Artifact Gallery -- Kiva
Kiva is a Hopi word meaning “ceremonial room.” Kivas were important ceremonial gathering places in the life of Ancestral Puebloans – comparable to the churches, synagogues, temples, and mosques of today. It appears that every clan (made up of the extended family) had its own kiva for use during ceremonies and other social events. Kivas were also used as sleeping areas, so served a multi-use concept.
Notice the small hole near the firepit? This is the Sipapu, a Hopi word for “place of emergence.” According to Hopi oral tradition, this hole represents the place where Ancestral Puebloan people emerged from the previous world to this one. Much like the biblical story of Noah’s Ark, Hopis believe that the world before this one was destroyed, but a few chosen people were saved. Climbing a ladder up out of the smoky kiva and through the roof into the courtyard after ceremonies may have served as a powerful reminder of their salvation from the world before.
Did You Know?

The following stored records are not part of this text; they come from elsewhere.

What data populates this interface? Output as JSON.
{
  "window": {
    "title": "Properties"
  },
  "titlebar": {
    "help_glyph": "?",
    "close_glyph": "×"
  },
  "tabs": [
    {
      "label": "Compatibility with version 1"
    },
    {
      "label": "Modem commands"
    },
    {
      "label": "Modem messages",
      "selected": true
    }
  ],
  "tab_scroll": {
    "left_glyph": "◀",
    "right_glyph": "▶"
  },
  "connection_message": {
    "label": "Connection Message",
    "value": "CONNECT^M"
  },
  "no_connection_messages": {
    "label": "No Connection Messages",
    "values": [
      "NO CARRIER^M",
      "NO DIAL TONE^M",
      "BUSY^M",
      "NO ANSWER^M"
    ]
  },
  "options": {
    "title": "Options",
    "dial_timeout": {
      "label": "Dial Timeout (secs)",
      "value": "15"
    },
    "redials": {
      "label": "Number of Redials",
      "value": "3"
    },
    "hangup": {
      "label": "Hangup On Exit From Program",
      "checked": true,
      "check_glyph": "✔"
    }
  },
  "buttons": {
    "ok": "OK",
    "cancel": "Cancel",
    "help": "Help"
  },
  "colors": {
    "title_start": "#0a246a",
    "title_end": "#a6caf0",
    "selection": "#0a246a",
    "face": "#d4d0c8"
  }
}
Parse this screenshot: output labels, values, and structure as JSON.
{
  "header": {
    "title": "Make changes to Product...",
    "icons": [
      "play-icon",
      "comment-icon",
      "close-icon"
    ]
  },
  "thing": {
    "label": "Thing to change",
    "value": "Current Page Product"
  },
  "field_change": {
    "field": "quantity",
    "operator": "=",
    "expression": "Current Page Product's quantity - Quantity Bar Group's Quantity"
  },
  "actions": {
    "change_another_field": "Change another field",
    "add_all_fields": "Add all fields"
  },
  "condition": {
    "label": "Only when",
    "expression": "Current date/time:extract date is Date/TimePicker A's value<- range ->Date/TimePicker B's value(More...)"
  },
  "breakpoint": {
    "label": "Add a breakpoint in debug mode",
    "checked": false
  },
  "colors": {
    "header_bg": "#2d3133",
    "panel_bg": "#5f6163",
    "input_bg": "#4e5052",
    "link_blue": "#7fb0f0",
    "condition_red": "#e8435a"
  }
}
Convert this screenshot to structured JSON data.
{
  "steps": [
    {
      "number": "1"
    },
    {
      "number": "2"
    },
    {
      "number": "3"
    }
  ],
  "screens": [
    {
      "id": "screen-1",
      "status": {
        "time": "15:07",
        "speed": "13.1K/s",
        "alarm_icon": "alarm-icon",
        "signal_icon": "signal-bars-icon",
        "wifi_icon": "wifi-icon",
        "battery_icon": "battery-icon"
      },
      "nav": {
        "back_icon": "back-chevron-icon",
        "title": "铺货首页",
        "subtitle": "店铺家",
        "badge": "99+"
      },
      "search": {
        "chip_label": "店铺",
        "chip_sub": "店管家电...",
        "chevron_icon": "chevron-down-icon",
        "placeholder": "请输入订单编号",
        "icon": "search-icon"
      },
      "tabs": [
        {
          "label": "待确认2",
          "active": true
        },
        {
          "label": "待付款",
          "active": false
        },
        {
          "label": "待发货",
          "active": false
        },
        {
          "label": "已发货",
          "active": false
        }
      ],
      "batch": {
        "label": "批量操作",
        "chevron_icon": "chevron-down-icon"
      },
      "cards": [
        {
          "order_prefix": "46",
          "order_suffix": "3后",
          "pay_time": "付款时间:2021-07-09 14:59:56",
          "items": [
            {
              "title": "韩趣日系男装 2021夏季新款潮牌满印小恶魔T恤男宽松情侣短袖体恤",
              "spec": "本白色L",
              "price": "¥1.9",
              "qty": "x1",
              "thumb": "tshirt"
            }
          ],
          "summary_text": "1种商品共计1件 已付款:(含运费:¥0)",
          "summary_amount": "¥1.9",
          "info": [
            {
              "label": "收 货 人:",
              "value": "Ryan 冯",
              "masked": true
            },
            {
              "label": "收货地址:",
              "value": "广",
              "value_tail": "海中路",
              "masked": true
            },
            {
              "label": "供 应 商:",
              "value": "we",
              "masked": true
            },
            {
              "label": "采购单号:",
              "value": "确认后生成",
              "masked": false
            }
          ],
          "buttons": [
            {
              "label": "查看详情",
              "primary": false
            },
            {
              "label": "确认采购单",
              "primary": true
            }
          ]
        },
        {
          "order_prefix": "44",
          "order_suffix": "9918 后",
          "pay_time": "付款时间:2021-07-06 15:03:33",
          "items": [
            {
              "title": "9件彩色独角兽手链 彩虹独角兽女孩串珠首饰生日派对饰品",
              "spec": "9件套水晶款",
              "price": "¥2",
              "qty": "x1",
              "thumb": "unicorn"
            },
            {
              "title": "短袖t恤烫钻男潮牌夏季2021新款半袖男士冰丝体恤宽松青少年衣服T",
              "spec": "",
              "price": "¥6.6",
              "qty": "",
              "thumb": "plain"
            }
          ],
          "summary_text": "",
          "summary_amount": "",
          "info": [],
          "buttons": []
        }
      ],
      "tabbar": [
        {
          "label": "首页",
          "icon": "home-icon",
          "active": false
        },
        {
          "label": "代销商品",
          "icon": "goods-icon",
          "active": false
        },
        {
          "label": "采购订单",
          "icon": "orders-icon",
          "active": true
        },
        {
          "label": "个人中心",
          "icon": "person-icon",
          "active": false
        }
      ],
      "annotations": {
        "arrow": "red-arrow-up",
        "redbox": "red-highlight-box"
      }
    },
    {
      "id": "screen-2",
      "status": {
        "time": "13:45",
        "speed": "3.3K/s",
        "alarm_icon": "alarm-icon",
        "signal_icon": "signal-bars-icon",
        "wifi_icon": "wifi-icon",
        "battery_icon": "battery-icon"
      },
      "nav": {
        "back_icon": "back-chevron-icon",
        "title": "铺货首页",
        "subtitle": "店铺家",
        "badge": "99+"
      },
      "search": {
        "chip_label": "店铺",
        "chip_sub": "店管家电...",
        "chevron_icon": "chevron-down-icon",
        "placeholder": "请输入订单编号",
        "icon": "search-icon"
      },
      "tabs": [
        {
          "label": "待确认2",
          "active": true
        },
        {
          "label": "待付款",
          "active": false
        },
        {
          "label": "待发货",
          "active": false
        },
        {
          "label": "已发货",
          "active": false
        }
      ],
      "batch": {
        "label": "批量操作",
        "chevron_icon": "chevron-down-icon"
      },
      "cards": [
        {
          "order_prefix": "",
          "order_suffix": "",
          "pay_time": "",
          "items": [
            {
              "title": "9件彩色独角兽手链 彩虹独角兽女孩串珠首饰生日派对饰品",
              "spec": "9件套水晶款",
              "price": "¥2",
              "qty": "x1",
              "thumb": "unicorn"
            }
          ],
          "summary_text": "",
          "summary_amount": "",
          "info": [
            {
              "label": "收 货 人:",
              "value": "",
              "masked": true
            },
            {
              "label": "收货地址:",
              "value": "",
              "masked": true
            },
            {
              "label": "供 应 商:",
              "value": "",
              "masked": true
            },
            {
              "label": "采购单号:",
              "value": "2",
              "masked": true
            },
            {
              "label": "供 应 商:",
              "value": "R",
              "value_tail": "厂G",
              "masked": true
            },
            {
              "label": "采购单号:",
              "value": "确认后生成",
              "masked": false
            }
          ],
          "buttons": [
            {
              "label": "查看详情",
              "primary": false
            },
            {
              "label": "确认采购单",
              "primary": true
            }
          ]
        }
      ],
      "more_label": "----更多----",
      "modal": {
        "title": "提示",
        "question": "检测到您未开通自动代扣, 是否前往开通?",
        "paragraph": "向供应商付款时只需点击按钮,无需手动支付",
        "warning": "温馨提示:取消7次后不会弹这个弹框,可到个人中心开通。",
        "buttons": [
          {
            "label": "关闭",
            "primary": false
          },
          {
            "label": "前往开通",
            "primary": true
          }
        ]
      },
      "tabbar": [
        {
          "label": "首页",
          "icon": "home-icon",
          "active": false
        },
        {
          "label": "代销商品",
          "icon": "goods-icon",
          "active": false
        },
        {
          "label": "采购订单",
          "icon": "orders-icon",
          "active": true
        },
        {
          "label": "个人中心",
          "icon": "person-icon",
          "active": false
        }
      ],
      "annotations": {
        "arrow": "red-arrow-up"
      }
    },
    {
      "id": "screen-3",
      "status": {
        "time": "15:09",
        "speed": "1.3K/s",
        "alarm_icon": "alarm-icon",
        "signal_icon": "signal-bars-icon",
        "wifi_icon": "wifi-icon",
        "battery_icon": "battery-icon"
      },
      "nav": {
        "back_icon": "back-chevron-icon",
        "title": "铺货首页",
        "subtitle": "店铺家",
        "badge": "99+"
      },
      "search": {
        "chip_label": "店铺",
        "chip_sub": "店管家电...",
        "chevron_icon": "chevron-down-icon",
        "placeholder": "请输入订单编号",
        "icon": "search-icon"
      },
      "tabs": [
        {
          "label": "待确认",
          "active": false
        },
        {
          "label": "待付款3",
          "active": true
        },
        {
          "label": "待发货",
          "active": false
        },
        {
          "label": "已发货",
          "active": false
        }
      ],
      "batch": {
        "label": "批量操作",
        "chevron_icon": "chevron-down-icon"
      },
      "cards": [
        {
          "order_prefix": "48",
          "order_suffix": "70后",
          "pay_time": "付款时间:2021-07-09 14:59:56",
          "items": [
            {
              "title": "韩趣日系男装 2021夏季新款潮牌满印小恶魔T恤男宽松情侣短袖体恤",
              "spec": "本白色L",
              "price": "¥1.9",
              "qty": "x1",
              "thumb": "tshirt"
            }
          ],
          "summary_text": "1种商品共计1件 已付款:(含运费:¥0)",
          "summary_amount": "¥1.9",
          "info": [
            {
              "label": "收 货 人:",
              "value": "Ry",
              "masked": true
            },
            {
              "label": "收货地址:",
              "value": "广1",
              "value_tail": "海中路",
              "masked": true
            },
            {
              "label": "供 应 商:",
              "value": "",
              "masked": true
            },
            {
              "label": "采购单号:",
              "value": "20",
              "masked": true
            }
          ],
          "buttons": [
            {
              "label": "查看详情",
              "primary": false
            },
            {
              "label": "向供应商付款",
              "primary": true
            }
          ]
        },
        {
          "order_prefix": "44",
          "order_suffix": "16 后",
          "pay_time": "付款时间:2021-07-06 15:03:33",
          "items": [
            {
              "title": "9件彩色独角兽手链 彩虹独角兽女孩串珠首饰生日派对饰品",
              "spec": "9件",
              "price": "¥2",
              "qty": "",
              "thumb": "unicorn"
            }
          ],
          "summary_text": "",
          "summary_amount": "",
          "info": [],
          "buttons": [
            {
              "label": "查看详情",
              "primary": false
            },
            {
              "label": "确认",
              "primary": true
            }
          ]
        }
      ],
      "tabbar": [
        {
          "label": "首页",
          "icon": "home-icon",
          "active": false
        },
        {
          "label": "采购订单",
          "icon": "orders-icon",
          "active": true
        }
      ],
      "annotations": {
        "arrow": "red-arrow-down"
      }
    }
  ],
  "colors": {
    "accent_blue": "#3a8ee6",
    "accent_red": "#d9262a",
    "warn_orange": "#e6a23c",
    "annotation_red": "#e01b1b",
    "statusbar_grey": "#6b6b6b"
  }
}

Contrary to popular belief, the Ancestral Puebloan people of Mesa Verde did not disappear. They migrated south to New Mexico and Arizona, and became today’s modern pueblo people.